- slide 2 of 3
- slide 3 of 3
Scientific & Technology Ethics
Since it’s establishment in 1946, the United Nations Educational, Scientific and Cultural Organization (UNESCO) has been concerned with moral issues relating to science. The first Director of UNESCO, Julian Huxley’s opinion was that in order to make science contribute to peace, security and human welfare, it would be necessary to relate the applications of science to a general scale of values. His view of guiding the development of science for the benefit of humanity would therefore imply ‘the quest for a restatement of morality in harmony with modern knowledge’ (Huxley,1946). Today, as the leading international agency for ethics in science and technology, UNESCO investigates current and emerging issues such as: Nanotechnology, bioethics, human cloning, stem cell research, etc.
There is revolution in science and technology, which leads to an interest about scientific progress not always being ethically tolerable. Common values, benchmarks, and promoting ethical principles and standards is critical, especially in developing countries, as those countries do not equally have the opportunity to use these technological advances.

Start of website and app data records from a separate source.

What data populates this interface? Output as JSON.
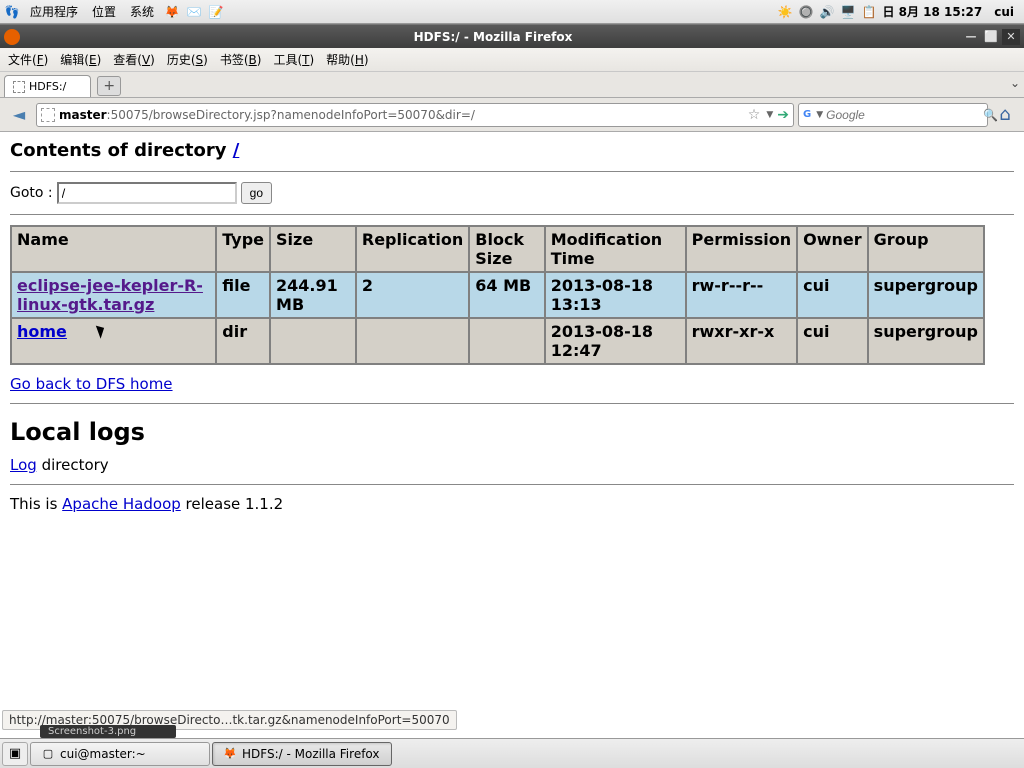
{
  "panel": {
    "menu_apps": "应用程序",
    "menu_places": "位置",
    "menu_system": "系统",
    "clock": "日 8月 18 15:27",
    "user": "cui"
  },
  "window": {
    "title": "HDFS:/ - Mozilla Firefox"
  },
  "menubar": {
    "file": "文件(F)",
    "edit": "编辑(E)",
    "view": "查看(V)",
    "history": "历史(S)",
    "bookmarks": "书签(B)",
    "tools": "工具(T)",
    "help": "帮助(H)"
  },
  "tab": {
    "label": "HDFS:/"
  },
  "url": {
    "host": "master",
    "rest": ":50075/browseDirectory.jsp?namenodeInfoPort=50070&dir=/"
  },
  "search": {
    "placeholder": "Google"
  },
  "page": {
    "heading_prefix": "Contents of directory ",
    "heading_link": "/",
    "goto_label": "Goto : ",
    "goto_value": "/",
    "go_btn": "go",
    "headers": {
      "name": "Name",
      "type": "Type",
      "size": "Size",
      "rep": "Replication",
      "block": "Block Size",
      "mod": "Modification Time",
      "perm": "Permission",
      "owner": "Owner",
      "group": "Group"
    },
    "rows": [
      {
        "name": "eclipse-jee-kepler-R-linux-gtk.tar.gz",
        "type": "file",
        "size": "244.91 MB",
        "rep": "2",
        "block": "64 MB",
        "mod": "2013-08-18 13:13",
        "perm": "rw-r--r--",
        "owner": "cui",
        "group": "supergroup"
      },
      {
        "name": "home",
        "type": "dir",
        "size": "",
        "rep": "",
        "block": "",
        "mod": "2013-08-18 12:47",
        "perm": "rwxr-xr-x",
        "owner": "cui",
        "group": "supergroup"
      }
    ],
    "back_link": "Go back to DFS home",
    "local_logs": "Local logs",
    "log_link": "Log",
    "log_suffix": " directory",
    "release_prefix": "This is ",
    "release_link": "Apache Hadoop",
    "release_suffix": " release 1.1.2"
  },
  "status": "http://master:50075/browseDirecto…tk.tar.gz&namenodeInfoPort=50070",
  "taskbar": {
    "screenshot_strip": "Screenshot-3.png",
    "term": "cui@master:~",
    "ff": "HDFS:/ - Mozilla Firefox"
  }
}
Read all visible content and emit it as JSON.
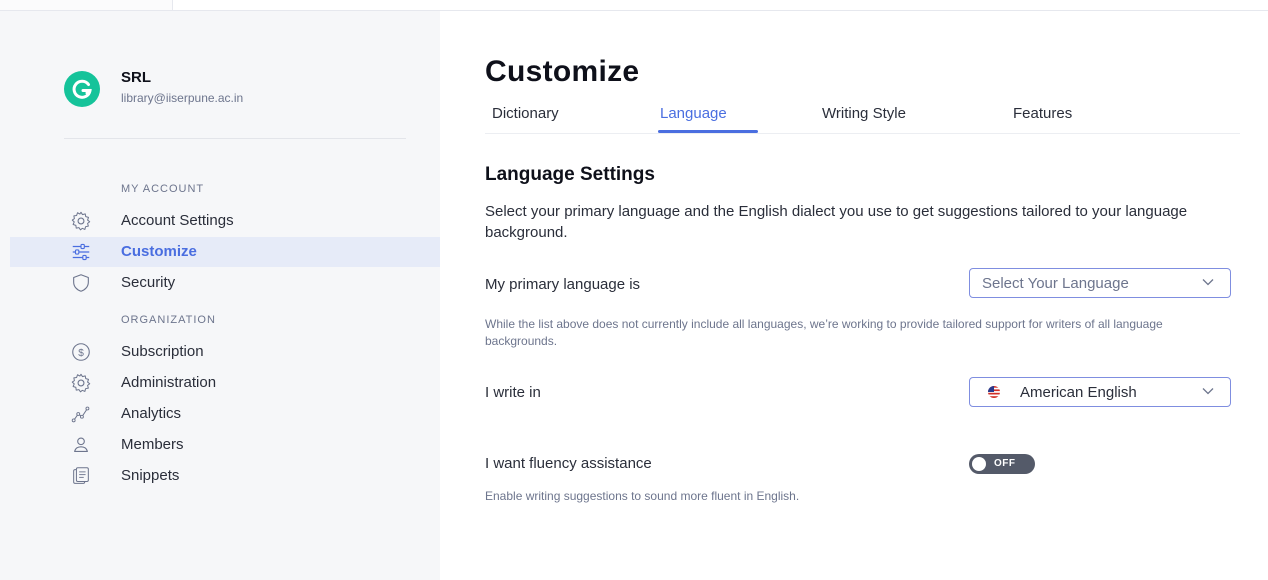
{
  "profile": {
    "initial": "G",
    "name": "SRL",
    "email": "library@iiserpune.ac.in"
  },
  "sidebar": {
    "my_account_label": "MY ACCOUNT",
    "organization_label": "ORGANIZATION",
    "items": [
      {
        "label": "Account Settings",
        "icon": "gear-icon"
      },
      {
        "label": "Customize",
        "icon": "sliders-icon",
        "active": true
      },
      {
        "label": "Security",
        "icon": "shield-icon"
      },
      {
        "label": "Subscription",
        "icon": "dollar-icon"
      },
      {
        "label": "Administration",
        "icon": "gear-icon"
      },
      {
        "label": "Analytics",
        "icon": "analytics-icon"
      },
      {
        "label": "Members",
        "icon": "person-icon"
      },
      {
        "label": "Snippets",
        "icon": "snippets-icon"
      }
    ]
  },
  "main": {
    "title": "Customize",
    "tabs": [
      {
        "label": "Dictionary"
      },
      {
        "label": "Language",
        "active": true
      },
      {
        "label": "Writing Style"
      },
      {
        "label": "Features"
      }
    ],
    "section_title": "Language Settings",
    "description": "Select your primary language and the English dialect you use to get suggestions tailored to your language background.",
    "primary_language": {
      "label": "My primary language is",
      "placeholder": "Select Your Language",
      "hint": "While the list above does not currently include all languages, we’re working to provide tailored support for writers of all language backgrounds."
    },
    "write_in": {
      "label": "I write in",
      "value": "American English"
    },
    "fluency": {
      "label": "I want fluency assistance",
      "toggle_text": "OFF",
      "hint": "Enable writing suggestions to sound more fluent in English."
    }
  },
  "colors": {
    "accent": "#4a6ee0",
    "brand": "#15c39a",
    "active_bg": "#e6ebf8",
    "toggle_off": "#545a69"
  }
}
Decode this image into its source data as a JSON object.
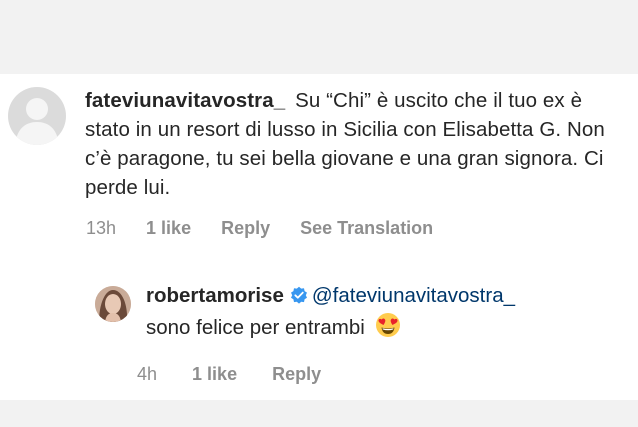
{
  "comment": {
    "username": "fateviunavitavostra_",
    "text": "Su “Chi” è uscito che il tuo ex è stato in un resort di lusso in Sicilia con Elisabetta G. Non c’è paragone, tu sei bella giovane e una gran signora. Ci perde lui.",
    "time": "13h",
    "likes": "1 like",
    "reply_label": "Reply",
    "translation_label": "See Translation"
  },
  "reply": {
    "username": "robertamorise",
    "mention": "@fateviunavitavostra_",
    "text": "sono felice per entrambi",
    "emoji": "heart-eyes-emoji",
    "time": "4h",
    "likes": "1 like",
    "reply_label": "Reply"
  },
  "colors": {
    "background": "#f2f2f2",
    "panel": "#ffffff",
    "text": "#262626",
    "meta": "#8e8e8e",
    "verified": "#3897f0",
    "mention": "#00376b"
  }
}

UNESCO’s work in ethics of science and technology reflects these global concerns, they analyze new technology, looking at ethical considerations (cultural, legal, philosophical) of various populations, and then make recommendations for the many decision-makers, as well as develop ethical guidelines, standards and legal instruments.
The World Commission on the Ethics of Scientific Knowledge and Technology (COMEST) was began in 1998, by UNESCO. This 18-member body is made up of prominent and independent scientists from many disciplines, and other experts from different regions of the world. They are appointed by the Director-General of UNESCO for a 4 year term. COMEST is mandated to be an international advisory body and an intellectual forum for sharing ideas and skills. Together, the encourag the scientific society to examine basic ethical questions and to become aware of the early signs of risk situations. COMEST create ethical principles that can shed light on the various choices and impacts brought about by new technologies. They advise decision-makers on policy issues and promotes communication between the international scientific community, government and the public concerning topics such as ethics and space technology, ethics and energy, and ethical issues in relation to water use, which have led to widely distributed publications.